How JustAnswer Works:
  • Ask an Expert
    Experts are full of valuable knowledge and are ready to help with any question. Credentials confirmed by a Fortune 500 verification firm.
  • Get a Professional Answer
    Via email, text message, or notification as you wait on our site.
    Ask follow up questions if you need to.
  • 100% Satisfaction Guarantee
    Rate the answer you receive.
Ask Roger Your Own Question
Roger, Lawyer
Category: Criminal Law
Satisfied Customers: 31527
Experience:  BV Rated by Martindale-Hubbell; SuperLawyer rating by Thompson-Reuters
Type Your Criminal Law Question Here...
Roger is online now
A new question is answered every 9 seconds

A client was presented with the choice between being sued for

This answer was rated:

A client was presented with the choice between being sued for punitive damages related to a past DUI offense (involving a car accident), or giving testimony against the bars where the client drank on the eventing of the DUI. The client was notified that they were being sued for punitive damages related to their DUI/car accident, and so the client scheduled a meeting with their DUI lawyer to discuss this development. At the meeting, the lawyer representing the individual seeking punitive damages was unexpectedly present. Together, the two lawyers made the case to the client that if they gave testimony for the lawsuit against the bars, punitive damages would not be pursued. Effort was taken to emphasize the potential severity of the punitive damages. Does this constitute what is known as 'abuse of process'? The client does not wish to testify or participate in any way in the lawsuit against the bars. What should the client do in this situation?
Hi - my name is XXXXX XXXXX I'm a Criminal Law litigation attorney. Thanks for your question.

Abuse of process generally involves lying about a judicial process being commenced when it hasn't, or some other similar proceeding. Here's a good link that outlines the matter:

However, the person doesn't have to favorably testify against the bar if he/she doesn't want to - - that's up to him. Also, the person has the right to refuse to testify IF it would result in self incrimination under the 5th Amendment.

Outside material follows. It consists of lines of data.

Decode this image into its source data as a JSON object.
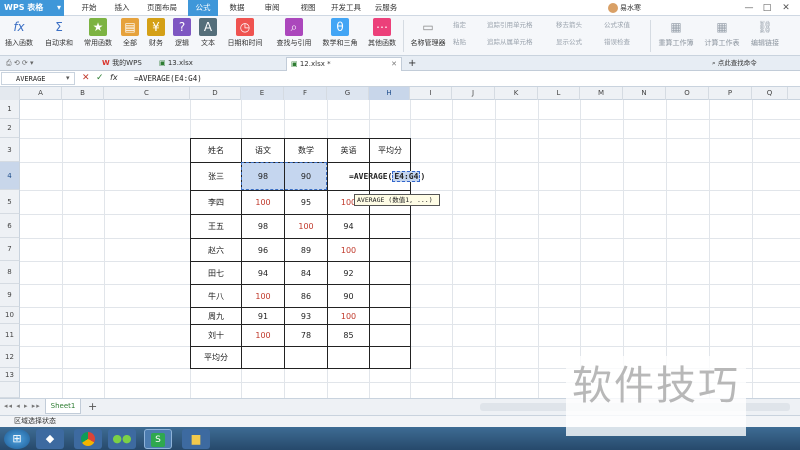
{
  "app": {
    "name": "WPS 表格",
    "user": "易水寒"
  },
  "menu": [
    "开始",
    "插入",
    "页面布局",
    "公式",
    "数据",
    "审阅",
    "视图",
    "开发工具",
    "云服务"
  ],
  "ribbon": {
    "insert_fn": "插入函数",
    "autosum": "自动求和",
    "common": "常用函数",
    "all": "全部",
    "finance": "财务",
    "logic": "逻辑",
    "text": "文本",
    "datetime": "日期和时间",
    "lookup": "查找与引用",
    "math": "数学和三角",
    "other": "其他函数",
    "name_mgr": "名称管理器",
    "paste": "粘贴",
    "specify": "指定",
    "trace_prec": "追踪引用单元格",
    "trace_dep": "追踪从属单元格",
    "remove_arrows": "移去箭头",
    "show_formula": "显示公式",
    "error_check": "错误检查",
    "formula_eval": "公式求值",
    "recalc": "重算工作簿",
    "calc_sheet": "计算工作表",
    "edit_link": "编辑链接"
  },
  "tabs": [
    {
      "label": "我的WPS"
    },
    {
      "label": "13.xlsx"
    },
    {
      "label": "12.xlsx *"
    }
  ],
  "tab_right": "点此查找命令",
  "formula_bar": {
    "name_box": "AVERAGE",
    "fx": "fx",
    "formula": "=AVERAGE(E4:G4)"
  },
  "columns": [
    "A",
    "B",
    "C",
    "D",
    "E",
    "F",
    "G",
    "H",
    "I",
    "J",
    "K",
    "L",
    "M",
    "N",
    "O",
    "P",
    "Q"
  ],
  "rows": [
    "1",
    "2",
    "3",
    "4",
    "5",
    "6",
    "7",
    "8",
    "9",
    "10",
    "11",
    "12",
    "13"
  ],
  "table": {
    "headers": [
      "姓名",
      "语文",
      "数学",
      "英语",
      "平均分"
    ],
    "rows": [
      [
        "张三",
        "98",
        "90",
        "",
        ""
      ],
      [
        "李四",
        "100",
        "95",
        "100",
        ""
      ],
      [
        "王五",
        "98",
        "100",
        "94",
        ""
      ],
      [
        "赵六",
        "96",
        "89",
        "100",
        ""
      ],
      [
        "田七",
        "94",
        "84",
        "92",
        ""
      ],
      [
        "牛八",
        "100",
        "86",
        "90",
        ""
      ],
      [
        "周九",
        "91",
        "93",
        "100",
        ""
      ],
      [
        "刘十",
        "100",
        "78",
        "85",
        ""
      ],
      [
        "平均分",
        "",
        "",
        "",
        ""
      ]
    ]
  },
  "edit_cell": {
    "prefix": "=AVERAGE(",
    "ref": "E4:G4",
    "suffix": ")"
  },
  "tooltip": "AVERAGE (数值1, ...)",
  "sheet_tab": "Sheet1",
  "status": "区域选择状态",
  "watermark": "软件技巧"
}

It just sounds like they're offering a deal to the person that they won't sue in exchange for his helpful testimony. If he refuses, then they may sue, but getting punitive damages is a VERY difficult thing to accomplish.
Roger and 6 other Criminal Law Specialists are ready to help you
Customer: replied 3 years ago.
Thank you for the reply .being hit with punitive damages was presented to my friend as being likely, with agreeing to testify the only way to avoid them, an either-or proposition. Do you think it would be worthwhile to get a second legal opinion?
Punitive damages are VERY DIFFICULT to get. They are meant to punish someone for extraordinary actions or to make an example out of the person to prevent future similar actions. Judges are very reluctant to grant them as well. That's not to say that a lawsuit can't be filed asking for punitives, but it's a difficult case to win.
Customer: replied 3 years ago.
That's interesting and very helpful. That the viability of the lawsuit and punitive damages against my friend were never discussed (it was presented mainly as a nasty alternative to agreeing to testify) seems odd to me. There's no direct evidence that my friend's attorneys isn't acting in their best interest, of course, but I'm going to suggest he seek an outside opinion. Thank you for for your insight.
I think that's good advice.
Roger and 6 other Criminal Law Specialists are ready to help you